In the case of recipients who don’t catch on to the work-for-food system, a bishop might ask a church member, “Would you sit down with Brother Jones and help him understand these Principles?” Waldron said.
Abuse of the system is not uncommon, from “professional welfarees"--transients who get as much as they can and then move on--or from those who hoard supplies, Waldron said.
A former bishop, Waldron said he once unknowingly gave a church-owned car to a single woman with four children who had joined the church only for its welfare system. “She committed to me she would pay me back every month, no interest. I never got the first payment. She disappeared.”
Other recipients, he said, “have more detergent and things like that in their home than in our storage.”
To guard against fraud, the church has developed several strategies. Officials might flag a suspect’s records in the membership rolls if he moves or call a new member’s previous bishop for references.
Home teachers, pairs of men or women assigned to bring spiritual messages into members’ homes, watch for both need and abuse, and report to the bishop, Waldron said.
Errors in judgment, however, usually fall on the side of charity, he said. “I’d rather trust people and get hurt once in a while than not trust people and be bitter.

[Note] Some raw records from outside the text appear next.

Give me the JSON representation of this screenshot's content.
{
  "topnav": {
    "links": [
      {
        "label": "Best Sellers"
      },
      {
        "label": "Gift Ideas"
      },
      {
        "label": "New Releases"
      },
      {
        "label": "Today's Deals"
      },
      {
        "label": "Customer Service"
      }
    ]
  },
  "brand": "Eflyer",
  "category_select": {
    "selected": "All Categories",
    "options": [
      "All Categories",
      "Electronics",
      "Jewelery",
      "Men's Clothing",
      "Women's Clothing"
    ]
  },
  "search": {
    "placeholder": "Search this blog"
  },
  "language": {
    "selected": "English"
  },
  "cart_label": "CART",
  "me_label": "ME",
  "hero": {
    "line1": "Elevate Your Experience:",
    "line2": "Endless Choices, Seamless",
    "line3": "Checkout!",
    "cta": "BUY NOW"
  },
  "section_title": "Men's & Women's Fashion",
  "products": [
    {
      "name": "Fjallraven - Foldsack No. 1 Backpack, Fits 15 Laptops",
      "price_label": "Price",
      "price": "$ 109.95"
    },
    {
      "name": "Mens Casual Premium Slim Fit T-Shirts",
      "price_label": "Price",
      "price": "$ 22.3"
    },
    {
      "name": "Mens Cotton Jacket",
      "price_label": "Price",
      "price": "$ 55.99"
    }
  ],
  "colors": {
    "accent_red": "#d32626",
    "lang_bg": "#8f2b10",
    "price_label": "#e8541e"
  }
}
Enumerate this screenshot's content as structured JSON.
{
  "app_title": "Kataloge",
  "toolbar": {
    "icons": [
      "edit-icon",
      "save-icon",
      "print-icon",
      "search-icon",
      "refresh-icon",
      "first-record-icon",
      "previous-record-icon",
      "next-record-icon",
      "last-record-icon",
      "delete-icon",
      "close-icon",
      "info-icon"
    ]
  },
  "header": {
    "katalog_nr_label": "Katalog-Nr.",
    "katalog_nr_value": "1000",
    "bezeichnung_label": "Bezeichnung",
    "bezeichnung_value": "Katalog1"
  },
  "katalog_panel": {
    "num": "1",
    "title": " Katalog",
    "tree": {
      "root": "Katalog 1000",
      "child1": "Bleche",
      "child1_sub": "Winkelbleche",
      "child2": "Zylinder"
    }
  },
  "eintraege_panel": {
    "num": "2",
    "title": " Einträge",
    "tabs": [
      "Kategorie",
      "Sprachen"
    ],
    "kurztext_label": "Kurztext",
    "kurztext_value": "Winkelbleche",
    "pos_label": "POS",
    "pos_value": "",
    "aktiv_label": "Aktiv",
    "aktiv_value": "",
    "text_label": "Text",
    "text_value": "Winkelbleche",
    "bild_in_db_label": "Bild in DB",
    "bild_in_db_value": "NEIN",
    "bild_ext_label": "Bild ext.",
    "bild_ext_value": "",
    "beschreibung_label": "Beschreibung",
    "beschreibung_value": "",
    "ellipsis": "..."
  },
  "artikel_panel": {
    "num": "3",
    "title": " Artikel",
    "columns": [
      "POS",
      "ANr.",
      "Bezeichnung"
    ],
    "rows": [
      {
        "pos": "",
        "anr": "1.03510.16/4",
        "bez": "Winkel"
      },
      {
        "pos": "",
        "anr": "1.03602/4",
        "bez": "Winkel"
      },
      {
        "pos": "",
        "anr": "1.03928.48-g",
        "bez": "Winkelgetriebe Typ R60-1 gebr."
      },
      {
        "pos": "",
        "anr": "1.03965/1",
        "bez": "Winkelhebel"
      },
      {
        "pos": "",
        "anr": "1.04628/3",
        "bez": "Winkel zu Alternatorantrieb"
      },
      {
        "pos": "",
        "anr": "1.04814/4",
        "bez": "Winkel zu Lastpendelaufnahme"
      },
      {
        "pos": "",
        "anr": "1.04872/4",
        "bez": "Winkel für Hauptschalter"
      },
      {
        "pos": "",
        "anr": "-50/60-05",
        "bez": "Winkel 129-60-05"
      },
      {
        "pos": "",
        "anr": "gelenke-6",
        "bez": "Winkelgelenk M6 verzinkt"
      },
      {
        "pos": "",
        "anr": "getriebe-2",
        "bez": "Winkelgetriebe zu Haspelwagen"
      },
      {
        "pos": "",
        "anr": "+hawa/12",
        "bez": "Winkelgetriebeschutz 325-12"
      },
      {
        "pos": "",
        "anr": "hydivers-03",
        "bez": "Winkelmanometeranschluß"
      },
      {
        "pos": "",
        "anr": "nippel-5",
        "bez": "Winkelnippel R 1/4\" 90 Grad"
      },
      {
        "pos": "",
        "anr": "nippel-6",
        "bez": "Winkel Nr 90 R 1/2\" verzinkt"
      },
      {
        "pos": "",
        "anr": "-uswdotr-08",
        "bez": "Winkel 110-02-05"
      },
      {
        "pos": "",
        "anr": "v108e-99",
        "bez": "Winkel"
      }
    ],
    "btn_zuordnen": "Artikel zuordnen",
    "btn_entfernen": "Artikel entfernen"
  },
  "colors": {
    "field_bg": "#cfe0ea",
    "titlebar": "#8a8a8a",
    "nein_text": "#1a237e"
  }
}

“Most people are honest. Most people are fair and have a conscience. Scriptures don’t teach you to go around suspecting people. Yet you have to be wise. We don’t put our heads in the sand.”